Ionocaloric cooling: A safer and greener alternative to conventional cooling methods

In a world where environmental concerns are at the forefront, finding environmentally friendly alternatives to everyday processes is extremely important. One area that has long been in need of environmentally friendly solutions is refrigeration technology. Current refrigeration methods based on the use of gases with a high global warming potential (GWP) pose a significant threat to the environment. However, a revolutionary new technology called ionocaloric refrigeration has emerged as a potential revolutionary solution.

The concept of ionocaloric cooling is based on the principle of utilizing the energy stored or released during the phase transition of a material. When a solid, such as ice, melts, it absorbs heat from the environment, effectively cooling it. The inclusion of charged particles, or ions, in the equation allows this process to be accelerated without additional heat release.

One example of ionocaloric cooling in action is the widespread practice of using salt to prevent ice formation on roads. Adding salt changes the phase composition of the liquid, causing it to absorb heat and cool the environment. Researchers from Lawrence Berkeley National Laboratory and the University of California at Berkeley have gone further and developed a method that could revolutionize refrigeration systems.

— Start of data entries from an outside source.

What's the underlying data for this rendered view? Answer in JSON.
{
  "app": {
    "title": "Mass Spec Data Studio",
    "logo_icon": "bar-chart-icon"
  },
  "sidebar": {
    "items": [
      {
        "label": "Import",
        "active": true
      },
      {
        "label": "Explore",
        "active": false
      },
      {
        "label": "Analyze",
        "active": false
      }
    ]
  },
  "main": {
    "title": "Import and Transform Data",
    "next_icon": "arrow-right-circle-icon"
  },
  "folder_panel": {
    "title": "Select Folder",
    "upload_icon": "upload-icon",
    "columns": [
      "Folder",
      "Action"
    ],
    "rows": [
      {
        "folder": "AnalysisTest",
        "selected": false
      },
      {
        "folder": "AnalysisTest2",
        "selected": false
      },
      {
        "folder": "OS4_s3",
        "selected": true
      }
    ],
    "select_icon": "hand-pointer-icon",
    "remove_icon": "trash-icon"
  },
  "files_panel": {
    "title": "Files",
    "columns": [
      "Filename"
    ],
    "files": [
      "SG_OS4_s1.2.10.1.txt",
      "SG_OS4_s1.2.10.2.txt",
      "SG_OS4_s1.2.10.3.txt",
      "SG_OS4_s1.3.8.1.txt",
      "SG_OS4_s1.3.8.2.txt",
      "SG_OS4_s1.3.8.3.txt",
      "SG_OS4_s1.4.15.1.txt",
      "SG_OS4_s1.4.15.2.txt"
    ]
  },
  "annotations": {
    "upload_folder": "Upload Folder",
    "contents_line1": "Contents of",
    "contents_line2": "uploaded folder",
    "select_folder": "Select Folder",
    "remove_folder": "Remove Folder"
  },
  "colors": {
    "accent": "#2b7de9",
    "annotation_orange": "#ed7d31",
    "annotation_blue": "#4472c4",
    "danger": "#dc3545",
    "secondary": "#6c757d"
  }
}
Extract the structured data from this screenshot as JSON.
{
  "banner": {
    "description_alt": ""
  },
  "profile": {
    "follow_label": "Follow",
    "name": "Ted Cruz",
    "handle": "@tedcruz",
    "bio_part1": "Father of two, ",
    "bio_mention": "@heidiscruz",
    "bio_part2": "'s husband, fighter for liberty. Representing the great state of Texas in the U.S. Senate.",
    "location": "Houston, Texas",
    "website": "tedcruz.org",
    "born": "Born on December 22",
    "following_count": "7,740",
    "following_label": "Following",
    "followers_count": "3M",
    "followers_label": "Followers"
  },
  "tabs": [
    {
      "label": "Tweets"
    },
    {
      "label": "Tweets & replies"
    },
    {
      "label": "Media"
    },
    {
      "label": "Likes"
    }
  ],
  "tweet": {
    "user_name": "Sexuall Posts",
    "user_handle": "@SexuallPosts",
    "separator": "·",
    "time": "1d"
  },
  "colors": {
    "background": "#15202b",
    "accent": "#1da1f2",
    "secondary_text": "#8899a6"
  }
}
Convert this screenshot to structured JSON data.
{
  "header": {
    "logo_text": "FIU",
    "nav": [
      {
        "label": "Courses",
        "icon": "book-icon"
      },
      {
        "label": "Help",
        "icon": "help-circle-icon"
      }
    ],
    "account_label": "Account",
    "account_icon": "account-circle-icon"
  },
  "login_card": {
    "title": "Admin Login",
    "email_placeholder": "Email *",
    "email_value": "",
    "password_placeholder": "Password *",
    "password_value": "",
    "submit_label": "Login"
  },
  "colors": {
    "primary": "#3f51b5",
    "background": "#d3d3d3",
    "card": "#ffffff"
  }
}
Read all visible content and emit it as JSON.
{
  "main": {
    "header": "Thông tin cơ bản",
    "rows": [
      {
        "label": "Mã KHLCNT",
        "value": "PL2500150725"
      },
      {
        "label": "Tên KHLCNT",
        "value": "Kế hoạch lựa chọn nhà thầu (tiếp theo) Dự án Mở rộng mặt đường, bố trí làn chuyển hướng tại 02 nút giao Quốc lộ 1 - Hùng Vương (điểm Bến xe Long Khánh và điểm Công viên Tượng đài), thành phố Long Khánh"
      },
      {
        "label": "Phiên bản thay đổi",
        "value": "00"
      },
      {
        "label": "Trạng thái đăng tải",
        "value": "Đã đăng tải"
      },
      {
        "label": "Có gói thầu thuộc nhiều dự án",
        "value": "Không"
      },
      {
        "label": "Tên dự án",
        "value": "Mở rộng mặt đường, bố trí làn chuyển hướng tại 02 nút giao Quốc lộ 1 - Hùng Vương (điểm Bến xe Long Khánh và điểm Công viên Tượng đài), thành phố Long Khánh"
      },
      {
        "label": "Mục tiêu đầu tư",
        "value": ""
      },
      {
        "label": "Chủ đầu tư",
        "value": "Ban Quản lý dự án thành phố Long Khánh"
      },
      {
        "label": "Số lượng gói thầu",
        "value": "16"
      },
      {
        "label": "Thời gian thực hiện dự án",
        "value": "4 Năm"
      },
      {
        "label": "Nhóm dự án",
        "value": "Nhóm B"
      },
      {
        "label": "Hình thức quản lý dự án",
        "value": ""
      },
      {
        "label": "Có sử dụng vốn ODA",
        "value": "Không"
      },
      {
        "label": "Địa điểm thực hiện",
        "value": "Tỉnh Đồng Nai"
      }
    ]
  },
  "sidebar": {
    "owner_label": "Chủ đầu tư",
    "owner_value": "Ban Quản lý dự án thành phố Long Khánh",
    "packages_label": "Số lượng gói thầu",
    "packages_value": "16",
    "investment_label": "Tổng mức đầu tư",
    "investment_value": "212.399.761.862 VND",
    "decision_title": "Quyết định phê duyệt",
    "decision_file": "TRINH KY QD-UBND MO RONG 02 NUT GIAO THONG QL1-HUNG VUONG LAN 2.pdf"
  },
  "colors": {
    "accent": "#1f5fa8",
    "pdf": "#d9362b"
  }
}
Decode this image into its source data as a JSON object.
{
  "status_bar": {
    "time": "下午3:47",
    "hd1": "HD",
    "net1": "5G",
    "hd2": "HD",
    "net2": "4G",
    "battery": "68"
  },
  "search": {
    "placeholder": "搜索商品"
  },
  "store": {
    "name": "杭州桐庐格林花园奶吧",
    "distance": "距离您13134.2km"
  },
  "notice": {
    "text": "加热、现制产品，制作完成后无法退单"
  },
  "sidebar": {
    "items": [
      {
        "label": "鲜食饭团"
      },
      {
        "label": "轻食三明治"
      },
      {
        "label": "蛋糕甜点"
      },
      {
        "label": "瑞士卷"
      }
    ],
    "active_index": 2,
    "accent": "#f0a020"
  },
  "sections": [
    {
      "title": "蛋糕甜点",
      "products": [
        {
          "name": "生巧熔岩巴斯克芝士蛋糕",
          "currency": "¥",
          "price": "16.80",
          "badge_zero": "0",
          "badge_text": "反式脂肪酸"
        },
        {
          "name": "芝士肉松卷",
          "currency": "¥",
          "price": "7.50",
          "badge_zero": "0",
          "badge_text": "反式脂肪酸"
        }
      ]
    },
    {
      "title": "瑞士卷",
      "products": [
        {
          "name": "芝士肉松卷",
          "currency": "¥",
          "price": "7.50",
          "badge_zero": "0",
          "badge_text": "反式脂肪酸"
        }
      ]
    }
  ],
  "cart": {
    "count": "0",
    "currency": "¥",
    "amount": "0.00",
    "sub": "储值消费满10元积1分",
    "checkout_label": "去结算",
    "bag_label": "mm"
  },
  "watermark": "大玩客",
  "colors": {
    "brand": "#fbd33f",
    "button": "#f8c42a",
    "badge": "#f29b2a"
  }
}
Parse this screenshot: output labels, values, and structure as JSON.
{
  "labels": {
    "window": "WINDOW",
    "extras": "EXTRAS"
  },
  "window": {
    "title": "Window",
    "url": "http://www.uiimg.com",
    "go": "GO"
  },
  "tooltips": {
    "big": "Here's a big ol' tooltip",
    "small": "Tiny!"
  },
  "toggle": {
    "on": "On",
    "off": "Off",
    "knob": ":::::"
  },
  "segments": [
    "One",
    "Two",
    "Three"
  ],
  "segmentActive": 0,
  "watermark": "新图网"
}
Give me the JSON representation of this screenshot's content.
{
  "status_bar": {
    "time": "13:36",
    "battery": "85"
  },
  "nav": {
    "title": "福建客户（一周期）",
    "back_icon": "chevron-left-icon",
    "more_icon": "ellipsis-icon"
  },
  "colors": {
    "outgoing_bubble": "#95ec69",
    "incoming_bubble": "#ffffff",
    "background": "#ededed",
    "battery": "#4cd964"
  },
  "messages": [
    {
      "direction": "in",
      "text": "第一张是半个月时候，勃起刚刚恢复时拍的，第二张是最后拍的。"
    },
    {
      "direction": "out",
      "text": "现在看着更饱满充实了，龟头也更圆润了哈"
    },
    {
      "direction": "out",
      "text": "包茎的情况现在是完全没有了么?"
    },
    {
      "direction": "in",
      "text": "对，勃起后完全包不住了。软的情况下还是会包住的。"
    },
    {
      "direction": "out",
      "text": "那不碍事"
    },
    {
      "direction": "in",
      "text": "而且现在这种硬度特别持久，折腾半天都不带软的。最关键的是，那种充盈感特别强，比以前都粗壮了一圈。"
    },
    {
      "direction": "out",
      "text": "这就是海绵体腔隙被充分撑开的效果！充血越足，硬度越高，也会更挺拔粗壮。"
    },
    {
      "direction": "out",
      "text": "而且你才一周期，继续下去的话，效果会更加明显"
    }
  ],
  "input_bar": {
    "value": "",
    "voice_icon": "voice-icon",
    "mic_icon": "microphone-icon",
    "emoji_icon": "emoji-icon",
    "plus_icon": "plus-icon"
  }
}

“The refrigerant landscape is an unsolved problem,” says mechanical engineer Drew Lilly of Lawrence Berkeley National Laboratory. “No one has successfully developed an alternative solution that provides cold, works efficiently, is safe, and is not harmful to the environment.”

When properly implemented, the ionocaloric cycle can meet all of these criteria. The researchers conducted extensive modeling and experiments to demonstrate its effectiveness and viability. By applying current to the system, ions can be moved within it, changing the melting point of the material and thus changing its temperature.

In their experiments, the team used a salt composed of iodine and sodium to melt ethylene carbonate, a common organic solvent used in lithium-ion batteries. Notably, carbon dioxide is used to produce this solvent, making the ionocaloric system not only zero but also potentially GWP negative.

The results were impressive: a temperature shift of 25 degrees Celsius (45 degrees Fahrenheit) was achieved using less than one volt of charge. This exceeds the capabilities of other currently available caloric technologies.

“We are trying to balance three key factors: refrigerant GWP, energy efficiency, and equipment cost,” explains mechanical engineer Ravi Prasher of Lawrence Berkeley National Laboratory. “On the first try, our data looks very promising on all three of these aspects.”

The implications of ionocaloric cooling go beyond its efficiency and cost-effectiveness. As countries around the world commit to reducing the production and consumption of high-GWP gases through initiatives such as the Kigali Amendment, the new technology could play an important role in meeting these goals.

In conclusion, ionocaloric cooling represents a fundamentally new solution to the environmental challenges posed by conventional cooling methods. With its ability to cool efficiently, operate safely and have minimal environmental impact, this innovative technology has the potential to revolutionize the refrigeration industry and contribute to a more sustainable future.

Notify of

Inline Feedbacks
View all comments
Would love your thoughts, please comment.x